Task statement:
Go through the data underneath and report how many lines hold the string "Установка", giving only the number.

[Source information]

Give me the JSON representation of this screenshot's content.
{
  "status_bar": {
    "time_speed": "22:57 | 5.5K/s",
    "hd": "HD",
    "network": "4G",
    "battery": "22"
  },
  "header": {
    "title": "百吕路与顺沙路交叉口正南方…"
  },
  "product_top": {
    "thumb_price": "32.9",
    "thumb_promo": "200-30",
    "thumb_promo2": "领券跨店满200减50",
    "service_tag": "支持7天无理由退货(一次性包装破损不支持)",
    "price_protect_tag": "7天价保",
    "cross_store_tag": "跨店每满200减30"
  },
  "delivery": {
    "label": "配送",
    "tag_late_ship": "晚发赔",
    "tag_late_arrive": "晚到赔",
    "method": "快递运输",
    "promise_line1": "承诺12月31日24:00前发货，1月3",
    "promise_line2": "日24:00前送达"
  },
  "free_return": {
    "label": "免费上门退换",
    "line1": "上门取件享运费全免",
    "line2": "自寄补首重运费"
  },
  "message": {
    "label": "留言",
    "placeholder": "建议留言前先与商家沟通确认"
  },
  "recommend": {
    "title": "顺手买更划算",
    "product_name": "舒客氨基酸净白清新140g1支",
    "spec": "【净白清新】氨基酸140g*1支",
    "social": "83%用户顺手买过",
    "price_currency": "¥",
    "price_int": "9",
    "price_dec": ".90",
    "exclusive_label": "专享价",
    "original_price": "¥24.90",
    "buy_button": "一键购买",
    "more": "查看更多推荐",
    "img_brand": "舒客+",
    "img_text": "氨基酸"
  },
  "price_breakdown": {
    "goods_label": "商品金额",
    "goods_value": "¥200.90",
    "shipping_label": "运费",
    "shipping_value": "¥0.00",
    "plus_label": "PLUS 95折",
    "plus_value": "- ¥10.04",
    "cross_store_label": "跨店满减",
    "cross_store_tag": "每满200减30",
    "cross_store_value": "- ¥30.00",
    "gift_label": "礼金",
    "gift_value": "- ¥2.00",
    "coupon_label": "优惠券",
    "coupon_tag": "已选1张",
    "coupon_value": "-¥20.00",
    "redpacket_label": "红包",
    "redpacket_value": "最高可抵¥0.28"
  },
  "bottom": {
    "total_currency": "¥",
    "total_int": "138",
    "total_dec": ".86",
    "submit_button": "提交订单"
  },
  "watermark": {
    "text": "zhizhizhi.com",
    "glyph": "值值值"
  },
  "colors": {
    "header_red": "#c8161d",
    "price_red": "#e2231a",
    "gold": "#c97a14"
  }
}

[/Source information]
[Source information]

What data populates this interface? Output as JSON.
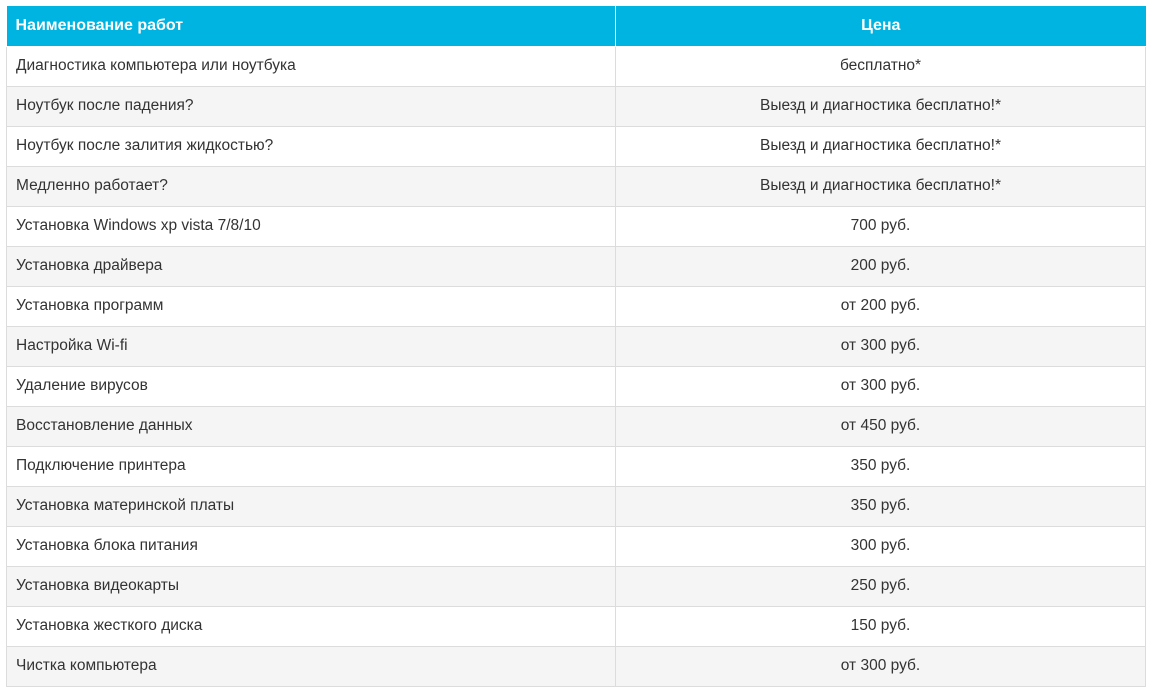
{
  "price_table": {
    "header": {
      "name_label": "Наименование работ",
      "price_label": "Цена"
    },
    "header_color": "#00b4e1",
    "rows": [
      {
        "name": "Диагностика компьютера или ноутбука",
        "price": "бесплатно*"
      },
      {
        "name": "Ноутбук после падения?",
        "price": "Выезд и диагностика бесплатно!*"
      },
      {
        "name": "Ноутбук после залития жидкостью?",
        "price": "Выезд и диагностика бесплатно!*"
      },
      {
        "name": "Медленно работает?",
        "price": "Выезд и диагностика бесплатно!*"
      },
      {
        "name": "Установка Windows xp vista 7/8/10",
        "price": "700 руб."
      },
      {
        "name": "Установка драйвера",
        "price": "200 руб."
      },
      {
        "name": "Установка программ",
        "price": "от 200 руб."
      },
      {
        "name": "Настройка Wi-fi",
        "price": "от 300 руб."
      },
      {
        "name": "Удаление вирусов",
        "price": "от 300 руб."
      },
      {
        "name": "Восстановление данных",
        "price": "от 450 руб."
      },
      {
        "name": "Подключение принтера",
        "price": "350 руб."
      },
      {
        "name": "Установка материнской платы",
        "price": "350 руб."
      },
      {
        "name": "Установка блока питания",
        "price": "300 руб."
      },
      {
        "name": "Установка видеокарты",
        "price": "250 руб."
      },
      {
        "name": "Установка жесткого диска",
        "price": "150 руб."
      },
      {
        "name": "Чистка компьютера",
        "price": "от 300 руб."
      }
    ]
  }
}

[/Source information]
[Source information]

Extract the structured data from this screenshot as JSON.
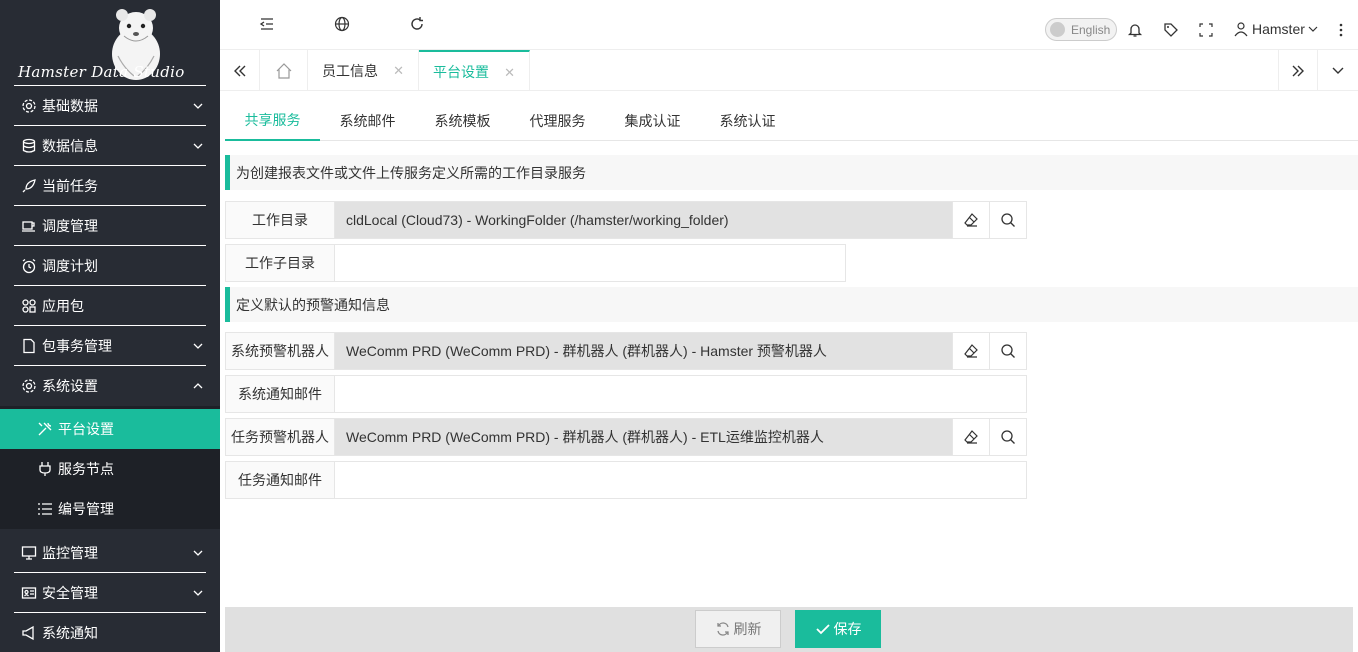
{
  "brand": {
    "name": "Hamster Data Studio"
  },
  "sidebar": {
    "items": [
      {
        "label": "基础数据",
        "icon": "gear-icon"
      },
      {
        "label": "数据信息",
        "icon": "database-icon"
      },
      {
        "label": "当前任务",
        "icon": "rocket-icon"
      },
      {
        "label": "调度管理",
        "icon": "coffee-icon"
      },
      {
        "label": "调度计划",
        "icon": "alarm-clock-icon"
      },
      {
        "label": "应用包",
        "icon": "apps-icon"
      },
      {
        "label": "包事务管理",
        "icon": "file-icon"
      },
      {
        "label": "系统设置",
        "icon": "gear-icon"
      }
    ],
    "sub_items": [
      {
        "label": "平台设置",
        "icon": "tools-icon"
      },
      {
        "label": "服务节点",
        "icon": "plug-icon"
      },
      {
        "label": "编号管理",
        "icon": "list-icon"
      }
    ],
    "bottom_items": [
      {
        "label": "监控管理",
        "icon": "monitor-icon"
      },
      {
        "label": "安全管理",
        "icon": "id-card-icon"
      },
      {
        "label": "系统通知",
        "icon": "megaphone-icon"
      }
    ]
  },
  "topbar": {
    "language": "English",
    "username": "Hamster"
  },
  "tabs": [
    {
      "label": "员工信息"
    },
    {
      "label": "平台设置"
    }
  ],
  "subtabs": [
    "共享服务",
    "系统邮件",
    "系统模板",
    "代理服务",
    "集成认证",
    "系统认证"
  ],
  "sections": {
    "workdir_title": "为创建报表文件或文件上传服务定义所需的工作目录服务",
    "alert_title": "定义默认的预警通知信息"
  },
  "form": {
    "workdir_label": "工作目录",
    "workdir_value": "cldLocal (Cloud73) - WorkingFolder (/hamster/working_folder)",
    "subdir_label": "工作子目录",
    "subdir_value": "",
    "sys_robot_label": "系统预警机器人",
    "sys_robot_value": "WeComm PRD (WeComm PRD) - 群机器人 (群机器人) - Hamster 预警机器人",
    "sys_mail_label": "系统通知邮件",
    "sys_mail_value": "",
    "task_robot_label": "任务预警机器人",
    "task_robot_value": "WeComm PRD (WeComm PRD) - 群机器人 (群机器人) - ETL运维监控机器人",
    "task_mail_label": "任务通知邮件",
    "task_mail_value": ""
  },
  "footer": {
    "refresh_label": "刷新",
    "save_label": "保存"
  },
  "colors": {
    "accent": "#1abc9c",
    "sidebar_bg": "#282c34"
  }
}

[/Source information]

Response to the exercise:
7